An experimentation process must be based on principles of the physical or biological sciences, engineering or computer science. Finding that the taxpayer’s audit was not an experimental procedure, the court found that the audit did not result in the tests required for the “design and manufacture of complex products such as bridges, satellites, computers or other products for which that Expertise is required, is required. ” to be constructed by an engineer. “It doesn’t require the product to be” complex. “The court made this out of all the stuff. Also, the court relied on the language in a Congressional Committee report to request that the technology be” high. “It is not a legal or regulatory requirement that the technology be “high” and the court should not give the Commissioner a new, unsupported and vague reason to ban research credits.

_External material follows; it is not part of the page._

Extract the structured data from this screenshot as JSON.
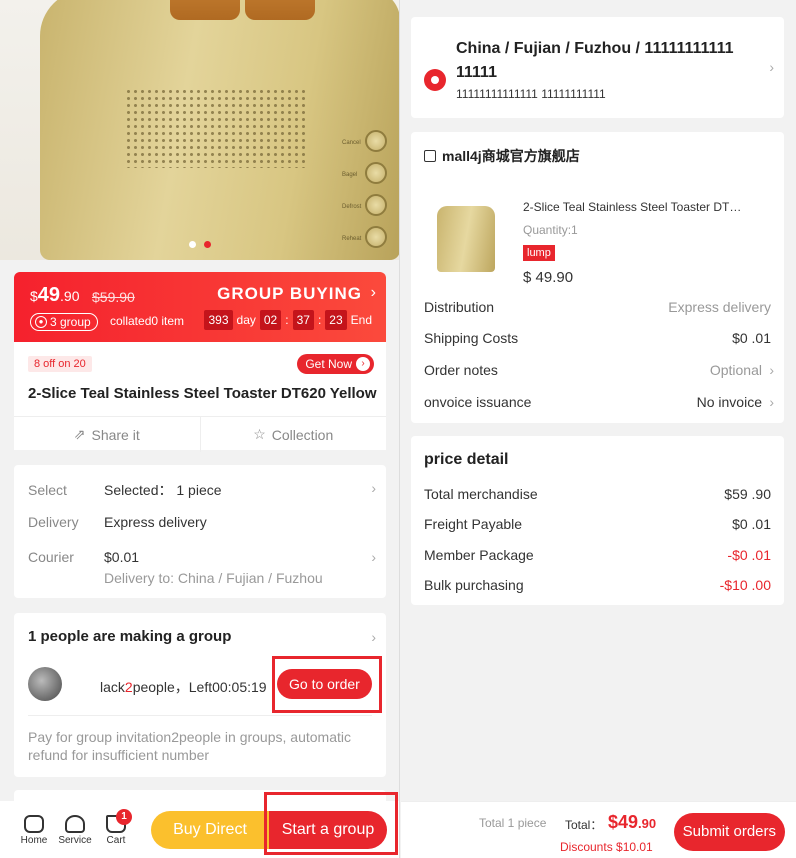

The court eventually discussed Leon Max’s unqualified activities “relating to style, taste and seasonal design factors”. These activities are indeed not qualified, IRC §41 (d) (3) (B), but the court then determines that “even non-disqualified activities have not undergone any experimental process”. This statement makes no sense as style, taste, and seasonal design factors can never be experimented with. Why should it be said that the taxpayer did not conduct an experimentation process for activities for which an experimentation process can never be done? The court may have been confused about the circumstances under which the cost of these activities could qualify as qualified research costs, even though these activities themselves were not the subject of an experimental trial. Again, confusion in the court’s analysis can give the Commissioner new unsupported reasons not to allow research credits.
© 2021 Miller, Canfield, Paddock and Stone PLC National Law Review, Volume XI, Number 113